In 2010, the employment rate of seniors aged 55 to 64 raised to 40% in Luxembourg. This employment rate was still lower than the EU average (46%) and below the target recommended at European level. At the same date, nine countries had an employment rate of people aged 55-64 above 50% while Luxembourg ranks 21st within the European countries.

Since 2010, the employment rate of workers aged 55-64 in Luxembourg has stood below or around 40% (40.5% in 2018) and moves down in the overall classification (rank 28) while the EU28 average has reached and even exceeded 50% since 2013 (58.7% in 2018).

Nevertheless, these figures deserve a closer look as they mask important disparities, for instance by age, gender or the educational attainment level.

- For example, by age-groups, the employment rate of workers aged 55-59 increased from 39.3% in 2001 to 55.7% in 2010 reaching therefore the recommended target. In 2018, this rate is about 57.9%*. At the same time, the employment rate of people aged 60-64, has more than doubled but only reached 20.1% in 2010 (8.9% in 2001). In 2018, it was about 19%.

-By gender, in 2010, the employment rate of men aged 55-64 is higher (47.7%) than the one of women (31.3%), albeit below the target. In 2018, while the rate of women increased slightly (35.2%) men's recorded a slight decrease (45.5%).

- By educational attainment level**, very significant differences can be observed. In 2010, employees aged 55-64 who have only reached a level of education below secondary education level had an employment rate of 24.9% (26.8% in 2018). The rate of employees with an upper secondary and post-secondary non-tertiary education level was equal to 34.6% (37.3% in 2018). At the same time, the rate of employees with a tertiary education level was far above the target (66.8% in 2010 and 61% in 2018).

Highlighting these disparities shows that general indicators are not sufficient to capture the whole phenomenon of active aging. Nevertheless, showing these disparities provide a better understanding of the main challenges concerning active ageing. It enables also to deeper reflection on the need for policy responses that could be either transversal policies (in terms of qualifications, for example, as lower qualified people appear to be the most vulnerable on the labour market), or targeted policies focusing on specifics groups of older workers.

 

* Source: EUROSTAT (click here to refer to the table)
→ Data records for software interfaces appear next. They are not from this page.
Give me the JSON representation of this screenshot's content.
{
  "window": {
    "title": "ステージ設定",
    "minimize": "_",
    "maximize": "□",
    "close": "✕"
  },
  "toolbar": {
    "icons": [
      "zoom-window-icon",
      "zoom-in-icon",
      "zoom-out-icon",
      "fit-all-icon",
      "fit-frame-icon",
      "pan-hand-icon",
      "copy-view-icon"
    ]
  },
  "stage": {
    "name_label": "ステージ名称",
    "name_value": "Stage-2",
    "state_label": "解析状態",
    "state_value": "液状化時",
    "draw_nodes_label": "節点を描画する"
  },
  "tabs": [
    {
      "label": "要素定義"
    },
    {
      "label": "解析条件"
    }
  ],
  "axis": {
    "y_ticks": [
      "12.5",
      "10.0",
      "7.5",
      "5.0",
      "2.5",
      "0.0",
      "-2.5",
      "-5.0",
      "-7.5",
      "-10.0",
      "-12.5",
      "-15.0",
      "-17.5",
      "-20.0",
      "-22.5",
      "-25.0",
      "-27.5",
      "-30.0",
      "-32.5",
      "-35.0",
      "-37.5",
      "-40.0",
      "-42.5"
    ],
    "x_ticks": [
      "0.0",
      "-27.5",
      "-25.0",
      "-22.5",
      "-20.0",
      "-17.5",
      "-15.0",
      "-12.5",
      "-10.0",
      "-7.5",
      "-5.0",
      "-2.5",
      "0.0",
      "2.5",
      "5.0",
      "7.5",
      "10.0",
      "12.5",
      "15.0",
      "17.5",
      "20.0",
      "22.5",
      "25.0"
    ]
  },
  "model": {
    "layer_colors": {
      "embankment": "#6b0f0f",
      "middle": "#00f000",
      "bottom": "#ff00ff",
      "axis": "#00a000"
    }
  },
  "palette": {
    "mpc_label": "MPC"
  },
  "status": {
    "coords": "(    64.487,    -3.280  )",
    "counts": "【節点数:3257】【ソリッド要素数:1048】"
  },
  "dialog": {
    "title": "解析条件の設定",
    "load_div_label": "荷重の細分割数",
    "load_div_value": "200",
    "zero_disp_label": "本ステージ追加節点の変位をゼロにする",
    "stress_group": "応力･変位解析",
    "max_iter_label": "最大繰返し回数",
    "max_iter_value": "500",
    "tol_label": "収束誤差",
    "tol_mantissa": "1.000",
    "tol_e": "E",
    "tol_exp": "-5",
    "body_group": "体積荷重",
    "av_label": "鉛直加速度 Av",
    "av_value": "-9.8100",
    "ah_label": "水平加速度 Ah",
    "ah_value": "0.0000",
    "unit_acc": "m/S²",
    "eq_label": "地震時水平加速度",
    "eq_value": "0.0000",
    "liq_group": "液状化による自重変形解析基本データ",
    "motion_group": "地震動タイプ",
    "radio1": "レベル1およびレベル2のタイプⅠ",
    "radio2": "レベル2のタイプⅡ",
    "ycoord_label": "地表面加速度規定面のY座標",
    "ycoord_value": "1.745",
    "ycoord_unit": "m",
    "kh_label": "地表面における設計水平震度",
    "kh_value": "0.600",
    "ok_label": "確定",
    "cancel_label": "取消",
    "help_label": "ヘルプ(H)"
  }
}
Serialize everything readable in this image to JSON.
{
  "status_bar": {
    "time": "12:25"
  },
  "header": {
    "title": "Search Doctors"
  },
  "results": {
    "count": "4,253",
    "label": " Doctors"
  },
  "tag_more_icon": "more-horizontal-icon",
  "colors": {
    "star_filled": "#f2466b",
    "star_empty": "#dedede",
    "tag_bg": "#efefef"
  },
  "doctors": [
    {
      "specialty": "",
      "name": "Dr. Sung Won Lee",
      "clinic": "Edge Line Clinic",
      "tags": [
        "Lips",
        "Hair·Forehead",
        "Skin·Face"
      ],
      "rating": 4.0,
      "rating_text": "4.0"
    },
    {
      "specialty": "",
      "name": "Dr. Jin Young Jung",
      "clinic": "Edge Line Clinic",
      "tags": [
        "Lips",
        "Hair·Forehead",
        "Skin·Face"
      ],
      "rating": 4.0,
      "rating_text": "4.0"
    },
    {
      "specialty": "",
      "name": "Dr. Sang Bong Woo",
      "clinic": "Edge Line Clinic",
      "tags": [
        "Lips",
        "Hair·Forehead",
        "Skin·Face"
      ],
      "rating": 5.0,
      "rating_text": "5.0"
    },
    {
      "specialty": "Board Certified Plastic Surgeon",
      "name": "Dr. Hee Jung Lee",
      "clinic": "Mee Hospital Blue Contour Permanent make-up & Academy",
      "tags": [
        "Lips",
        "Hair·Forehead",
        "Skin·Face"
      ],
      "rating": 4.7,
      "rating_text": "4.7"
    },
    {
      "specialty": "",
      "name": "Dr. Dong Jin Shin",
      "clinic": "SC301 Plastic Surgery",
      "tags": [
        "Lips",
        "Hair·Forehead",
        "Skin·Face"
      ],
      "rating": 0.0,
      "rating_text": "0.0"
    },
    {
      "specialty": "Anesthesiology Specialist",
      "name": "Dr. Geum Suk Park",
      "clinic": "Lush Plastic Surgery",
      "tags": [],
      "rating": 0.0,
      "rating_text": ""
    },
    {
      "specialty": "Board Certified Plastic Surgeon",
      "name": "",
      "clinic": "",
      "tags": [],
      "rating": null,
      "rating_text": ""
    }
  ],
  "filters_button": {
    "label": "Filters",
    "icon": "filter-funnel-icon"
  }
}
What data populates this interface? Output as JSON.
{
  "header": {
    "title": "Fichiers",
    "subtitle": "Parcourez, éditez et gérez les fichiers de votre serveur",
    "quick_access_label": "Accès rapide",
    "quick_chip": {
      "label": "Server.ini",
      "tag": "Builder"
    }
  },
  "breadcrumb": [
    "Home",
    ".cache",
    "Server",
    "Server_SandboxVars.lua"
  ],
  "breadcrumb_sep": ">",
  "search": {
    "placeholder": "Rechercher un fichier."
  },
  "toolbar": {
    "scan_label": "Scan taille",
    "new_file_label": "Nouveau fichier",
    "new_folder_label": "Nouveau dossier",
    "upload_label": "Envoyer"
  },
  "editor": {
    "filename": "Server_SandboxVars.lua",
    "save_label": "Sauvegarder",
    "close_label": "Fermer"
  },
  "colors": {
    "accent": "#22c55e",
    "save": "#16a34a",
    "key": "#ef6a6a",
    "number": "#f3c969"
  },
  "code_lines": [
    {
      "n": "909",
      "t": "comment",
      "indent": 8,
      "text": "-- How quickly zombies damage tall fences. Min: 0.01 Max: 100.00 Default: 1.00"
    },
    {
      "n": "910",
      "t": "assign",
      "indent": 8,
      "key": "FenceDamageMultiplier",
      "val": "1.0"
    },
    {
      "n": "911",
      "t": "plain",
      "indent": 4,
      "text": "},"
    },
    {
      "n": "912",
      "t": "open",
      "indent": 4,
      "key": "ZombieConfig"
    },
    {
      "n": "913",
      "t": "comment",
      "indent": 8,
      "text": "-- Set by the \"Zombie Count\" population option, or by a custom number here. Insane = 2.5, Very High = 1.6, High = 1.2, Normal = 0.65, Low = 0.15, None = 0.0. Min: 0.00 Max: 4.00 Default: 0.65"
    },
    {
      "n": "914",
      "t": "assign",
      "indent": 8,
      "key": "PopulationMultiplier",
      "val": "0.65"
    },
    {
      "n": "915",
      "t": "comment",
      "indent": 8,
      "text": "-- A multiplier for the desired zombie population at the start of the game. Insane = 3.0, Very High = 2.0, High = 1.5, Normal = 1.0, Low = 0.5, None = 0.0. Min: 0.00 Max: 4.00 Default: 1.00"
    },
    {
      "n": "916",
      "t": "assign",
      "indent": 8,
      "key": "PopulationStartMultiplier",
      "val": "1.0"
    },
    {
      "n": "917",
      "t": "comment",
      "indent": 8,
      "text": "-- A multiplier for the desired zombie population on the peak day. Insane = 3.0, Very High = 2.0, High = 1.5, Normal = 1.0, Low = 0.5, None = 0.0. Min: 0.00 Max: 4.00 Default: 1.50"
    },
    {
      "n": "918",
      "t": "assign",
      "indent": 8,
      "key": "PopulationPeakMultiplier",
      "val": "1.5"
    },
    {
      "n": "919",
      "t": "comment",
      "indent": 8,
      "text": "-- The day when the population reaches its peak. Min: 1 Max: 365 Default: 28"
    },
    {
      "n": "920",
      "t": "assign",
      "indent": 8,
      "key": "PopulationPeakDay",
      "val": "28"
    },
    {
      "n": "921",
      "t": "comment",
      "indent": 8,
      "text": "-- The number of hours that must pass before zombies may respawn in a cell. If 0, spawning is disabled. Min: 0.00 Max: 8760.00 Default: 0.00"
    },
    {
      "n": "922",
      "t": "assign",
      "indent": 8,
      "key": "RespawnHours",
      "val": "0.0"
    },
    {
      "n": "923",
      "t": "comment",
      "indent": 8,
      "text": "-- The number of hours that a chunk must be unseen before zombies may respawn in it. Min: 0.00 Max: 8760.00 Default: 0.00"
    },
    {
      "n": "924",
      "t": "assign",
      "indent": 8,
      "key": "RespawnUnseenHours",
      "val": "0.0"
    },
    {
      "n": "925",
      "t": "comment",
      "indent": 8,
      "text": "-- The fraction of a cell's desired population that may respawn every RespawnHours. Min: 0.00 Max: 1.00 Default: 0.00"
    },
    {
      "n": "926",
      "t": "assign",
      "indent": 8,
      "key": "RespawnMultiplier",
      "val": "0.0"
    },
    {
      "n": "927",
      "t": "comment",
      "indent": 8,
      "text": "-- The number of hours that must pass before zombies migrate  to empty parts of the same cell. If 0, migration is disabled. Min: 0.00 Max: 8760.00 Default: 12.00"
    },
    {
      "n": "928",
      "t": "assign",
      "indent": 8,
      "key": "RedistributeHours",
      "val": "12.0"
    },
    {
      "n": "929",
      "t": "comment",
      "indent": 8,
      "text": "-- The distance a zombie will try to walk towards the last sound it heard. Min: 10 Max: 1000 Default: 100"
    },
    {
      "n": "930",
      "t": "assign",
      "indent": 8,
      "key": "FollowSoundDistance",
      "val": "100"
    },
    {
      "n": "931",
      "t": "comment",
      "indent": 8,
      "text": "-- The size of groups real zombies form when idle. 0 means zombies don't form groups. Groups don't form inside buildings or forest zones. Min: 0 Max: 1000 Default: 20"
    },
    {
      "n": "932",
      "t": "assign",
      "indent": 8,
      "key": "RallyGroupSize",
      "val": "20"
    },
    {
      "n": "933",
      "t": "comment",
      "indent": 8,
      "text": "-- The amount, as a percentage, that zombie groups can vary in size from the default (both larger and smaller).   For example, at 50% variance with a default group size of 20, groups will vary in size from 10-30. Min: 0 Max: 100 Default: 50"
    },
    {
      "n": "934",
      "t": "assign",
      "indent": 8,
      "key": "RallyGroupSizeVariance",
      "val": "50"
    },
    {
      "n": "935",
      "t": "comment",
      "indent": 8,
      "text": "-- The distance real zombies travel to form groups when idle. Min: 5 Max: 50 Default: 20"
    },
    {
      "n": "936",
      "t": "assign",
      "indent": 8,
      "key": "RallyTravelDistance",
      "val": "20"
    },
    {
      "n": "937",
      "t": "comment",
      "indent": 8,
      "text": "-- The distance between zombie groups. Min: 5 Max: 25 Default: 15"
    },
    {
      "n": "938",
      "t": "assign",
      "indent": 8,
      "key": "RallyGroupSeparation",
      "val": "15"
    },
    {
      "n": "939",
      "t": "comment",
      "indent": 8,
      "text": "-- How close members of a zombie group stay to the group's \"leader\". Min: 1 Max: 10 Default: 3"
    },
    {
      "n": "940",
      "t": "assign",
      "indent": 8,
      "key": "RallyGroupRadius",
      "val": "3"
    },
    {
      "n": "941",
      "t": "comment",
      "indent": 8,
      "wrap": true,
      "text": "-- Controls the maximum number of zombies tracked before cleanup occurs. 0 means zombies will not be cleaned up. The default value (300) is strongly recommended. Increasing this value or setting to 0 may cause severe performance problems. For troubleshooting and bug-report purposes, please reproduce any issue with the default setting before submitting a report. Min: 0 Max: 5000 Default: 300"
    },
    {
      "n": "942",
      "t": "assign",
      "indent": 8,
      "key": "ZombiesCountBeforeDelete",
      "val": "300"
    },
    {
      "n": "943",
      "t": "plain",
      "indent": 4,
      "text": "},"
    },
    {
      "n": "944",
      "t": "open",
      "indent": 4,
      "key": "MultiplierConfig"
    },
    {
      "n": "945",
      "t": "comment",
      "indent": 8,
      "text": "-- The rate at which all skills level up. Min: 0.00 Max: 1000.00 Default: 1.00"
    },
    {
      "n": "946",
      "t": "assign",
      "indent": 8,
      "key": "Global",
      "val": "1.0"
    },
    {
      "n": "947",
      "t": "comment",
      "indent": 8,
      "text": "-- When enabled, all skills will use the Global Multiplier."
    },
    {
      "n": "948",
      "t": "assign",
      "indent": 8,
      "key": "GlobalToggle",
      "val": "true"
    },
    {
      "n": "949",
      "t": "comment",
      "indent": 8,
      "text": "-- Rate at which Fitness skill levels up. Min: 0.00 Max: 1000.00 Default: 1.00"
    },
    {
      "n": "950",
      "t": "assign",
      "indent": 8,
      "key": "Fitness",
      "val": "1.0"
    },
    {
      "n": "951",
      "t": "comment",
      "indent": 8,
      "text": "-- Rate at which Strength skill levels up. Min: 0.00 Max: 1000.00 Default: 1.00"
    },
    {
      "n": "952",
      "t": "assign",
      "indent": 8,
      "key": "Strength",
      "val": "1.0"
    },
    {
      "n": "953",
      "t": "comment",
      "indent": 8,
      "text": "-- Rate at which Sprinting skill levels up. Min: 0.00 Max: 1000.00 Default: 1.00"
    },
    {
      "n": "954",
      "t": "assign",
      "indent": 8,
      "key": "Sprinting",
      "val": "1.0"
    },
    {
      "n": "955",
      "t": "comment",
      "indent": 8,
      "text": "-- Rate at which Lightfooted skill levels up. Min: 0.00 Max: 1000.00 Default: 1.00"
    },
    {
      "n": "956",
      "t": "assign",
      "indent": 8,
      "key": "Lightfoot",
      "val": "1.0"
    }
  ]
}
** Source: EUROSTAT (click here to refer to the table)

Field

The indicator is based on the EU Labour Force Survey. The survey covers the entire population living in private households and excludes those in collective households such as boarding houses, halls of residence and hospitals.

In the framework of this survey, the employed population consists of those persons who worked for pay or profit for at least one hour during the reference week, or, if they did no work, had jobs from which they were temporarily absent. This indicator focuses on the population segment aged 55-64.

Source

EUROSTAT, EU Labour Force Survey.

Reading Guide

The employment rate of older workers in Luxembourg (aged 55 to 64) in 2001 was equal to 25.6% (37.7% in the EU28). In 2018, this rate reach 40.5% in Luxembourg while it was about 58.7% in the EU28.

Publications in which the indicator appears
Publications related to the topic of the indicator
GENEVOIS Anne-Sophie, LEDUC Kristell
CEPS/INSTEAD, 2013, Les Cahiers du CEPS/INSTEAD n°2013-04, 20 p.
LEDUC Kristell
CEPS/INSTEAD, 2013, Les Cahiers du CEPS/INSTEAD n°2013-01, 16 p.
LEDUC Kristell
CEPS/INSTEAD, 2012, Vivre au Luxembourg 82, 2 p.
ZANARDELLI Mireille, LEDUC Kristell, CLÉMENT Franz
CEPS/INSTEAD, 2012, Les Cahiers du CEPS/INSTEAD n°2012-02, 20 p.